== Supplied material

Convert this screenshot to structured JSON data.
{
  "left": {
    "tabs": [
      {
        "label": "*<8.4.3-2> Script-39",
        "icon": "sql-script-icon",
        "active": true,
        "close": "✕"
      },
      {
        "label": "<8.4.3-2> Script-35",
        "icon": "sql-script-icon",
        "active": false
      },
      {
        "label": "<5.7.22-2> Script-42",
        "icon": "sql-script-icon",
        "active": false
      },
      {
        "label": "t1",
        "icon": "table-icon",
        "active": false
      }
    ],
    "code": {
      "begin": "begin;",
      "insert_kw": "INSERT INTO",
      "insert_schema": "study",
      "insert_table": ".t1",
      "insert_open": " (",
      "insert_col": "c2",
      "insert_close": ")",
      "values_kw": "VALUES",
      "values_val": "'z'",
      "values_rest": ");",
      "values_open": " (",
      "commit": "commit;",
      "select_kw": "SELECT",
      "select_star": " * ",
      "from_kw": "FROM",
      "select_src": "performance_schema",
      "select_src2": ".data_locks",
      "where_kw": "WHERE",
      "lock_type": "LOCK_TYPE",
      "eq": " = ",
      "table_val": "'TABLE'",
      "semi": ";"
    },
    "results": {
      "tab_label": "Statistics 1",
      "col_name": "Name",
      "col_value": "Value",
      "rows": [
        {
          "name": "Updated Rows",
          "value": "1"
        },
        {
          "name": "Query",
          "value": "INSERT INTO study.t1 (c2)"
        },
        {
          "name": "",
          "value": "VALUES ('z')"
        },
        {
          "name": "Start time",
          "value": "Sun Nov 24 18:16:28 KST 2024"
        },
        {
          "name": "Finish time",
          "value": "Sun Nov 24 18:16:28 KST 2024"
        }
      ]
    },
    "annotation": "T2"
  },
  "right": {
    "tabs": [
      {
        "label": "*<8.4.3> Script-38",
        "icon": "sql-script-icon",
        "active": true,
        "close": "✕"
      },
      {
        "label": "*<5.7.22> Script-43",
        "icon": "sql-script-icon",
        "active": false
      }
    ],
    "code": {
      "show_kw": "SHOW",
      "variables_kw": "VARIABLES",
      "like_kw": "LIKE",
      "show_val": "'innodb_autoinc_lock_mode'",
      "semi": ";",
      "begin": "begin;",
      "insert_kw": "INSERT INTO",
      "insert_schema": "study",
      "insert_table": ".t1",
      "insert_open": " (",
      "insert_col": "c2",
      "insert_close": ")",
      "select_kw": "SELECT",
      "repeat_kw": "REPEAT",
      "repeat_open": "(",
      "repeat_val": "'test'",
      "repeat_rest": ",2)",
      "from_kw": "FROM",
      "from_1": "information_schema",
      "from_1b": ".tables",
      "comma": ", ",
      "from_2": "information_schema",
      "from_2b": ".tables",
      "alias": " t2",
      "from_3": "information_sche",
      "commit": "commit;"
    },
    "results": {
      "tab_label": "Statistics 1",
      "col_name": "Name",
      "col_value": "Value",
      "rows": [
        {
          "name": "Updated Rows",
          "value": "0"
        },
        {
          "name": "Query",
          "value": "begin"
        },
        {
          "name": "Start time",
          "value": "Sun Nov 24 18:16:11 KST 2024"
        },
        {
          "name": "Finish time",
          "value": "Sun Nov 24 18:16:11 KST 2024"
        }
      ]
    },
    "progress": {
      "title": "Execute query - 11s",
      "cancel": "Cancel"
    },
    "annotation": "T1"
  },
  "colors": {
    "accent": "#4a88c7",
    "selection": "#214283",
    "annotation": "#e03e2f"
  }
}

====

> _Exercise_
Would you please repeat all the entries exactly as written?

> _Written solution_
Convert this screenshot to structured JSON data.
{
  "left": {
    "tabs": [
      {
        "label": "*<8.4.3-2> Script-39",
        "icon": "sql-script-icon",
        "active": true,
        "close": "✕"
      },
      {
        "label": "<8.4.3-2> Script-35",
        "icon": "sql-script-icon",
        "active": false
      },
      {
        "label": "<5.7.22-2> Script-42",
        "icon": "sql-script-icon",
        "active": false
      },
      {
        "label": "t1",
        "icon": "table-icon",
        "active": false
      }
    ],
    "code": {
      "begin": "begin;",
      "insert_kw": "INSERT INTO",
      "insert_schema": "study",
      "insert_table": ".t1",
      "insert_open": " (",
      "insert_col": "c2",
      "insert_close": ")",
      "values_kw": "VALUES",
      "values_val": "'z'",
      "values_rest": ");",
      "values_open": " (",
      "commit": "commit;",
      "select_kw": "SELECT",
      "select_star": " * ",
      "from_kw": "FROM",
      "select_src": "performance_schema",
      "select_src2": ".data_locks",
      "where_kw": "WHERE",
      "lock_type": "LOCK_TYPE",
      "eq": " = ",
      "table_val": "'TABLE'",
      "semi": ";"
    },
    "results": {
      "tab_label": "Statistics 1",
      "col_name": "Name",
      "col_value": "Value",
      "rows": [
        {
          "name": "Updated Rows",
          "value": "1"
        },
        {
          "name": "Query",
          "value": "INSERT INTO study.t1 (c2)"
        },
        {
          "name": "",
          "value": "VALUES ('z')"
        },
        {
          "name": "Start time",
          "value": "Sun Nov 24 18:16:28 KST 2024"
        },
        {
          "name": "Finish time",
          "value": "Sun Nov 24 18:16:28 KST 2024"
        }
      ]
    },
    "annotation": "T2"
  },
  "right": {
    "tabs": [
      {
        "label": "*<8.4.3> Script-38",
        "icon": "sql-script-icon",
        "active": true,
        "close": "✕"
      },
      {
        "label": "*<5.7.22> Script-43",
        "icon": "sql-script-icon",
        "active": false
      }
    ],
    "code": {
      "show_kw": "SHOW",
      "variables_kw": "VARIABLES",
      "like_kw": "LIKE",
      "show_val": "'innodb_autoinc_lock_mode'",
      "semi": ";",
      "begin": "begin;",
      "insert_kw": "INSERT INTO",
      "insert_schema": "study",
      "insert_table": ".t1",
      "insert_open": " (",
      "insert_col": "c2",
      "insert_close": ")",
      "select_kw": "SELECT",
      "repeat_kw": "REPEAT",
      "repeat_open": "(",
      "repeat_val": "'test'",
      "repeat_rest": ",2)",
      "from_kw": "FROM",
      "from_1": "information_schema",
      "from_1b": ".tables",
      "comma": ", ",
      "from_2": "information_schema",
      "from_2b": ".tables",
      "alias": " t2",
      "from_3": "information_sche",
      "commit": "commit;"
    },
    "results": {
      "tab_label": "Statistics 1",
      "col_name": "Name",
      "col_value": "Value",
      "rows": [
        {
          "name": "Updated Rows",
          "value": "0"
        },
        {
          "name": "Query",
          "value": "begin"
        },
        {
          "name": "Start time",
          "value": "Sun Nov 24 18:16:11 KST 2024"
        },
        {
          "name": "Finish time",
          "value": "Sun Nov 24 18:16:11 KST 2024"
        }
      ]
    },
    "progress": {
      "title": "Execute query - 11s",
      "cancel": "Cancel"
    },
    "annotation": "T1"
  },
  "colors": {
    "accent": "#4a88c7",
    "selection": "#214283",
    "annotation": "#e03e2f"
  }
}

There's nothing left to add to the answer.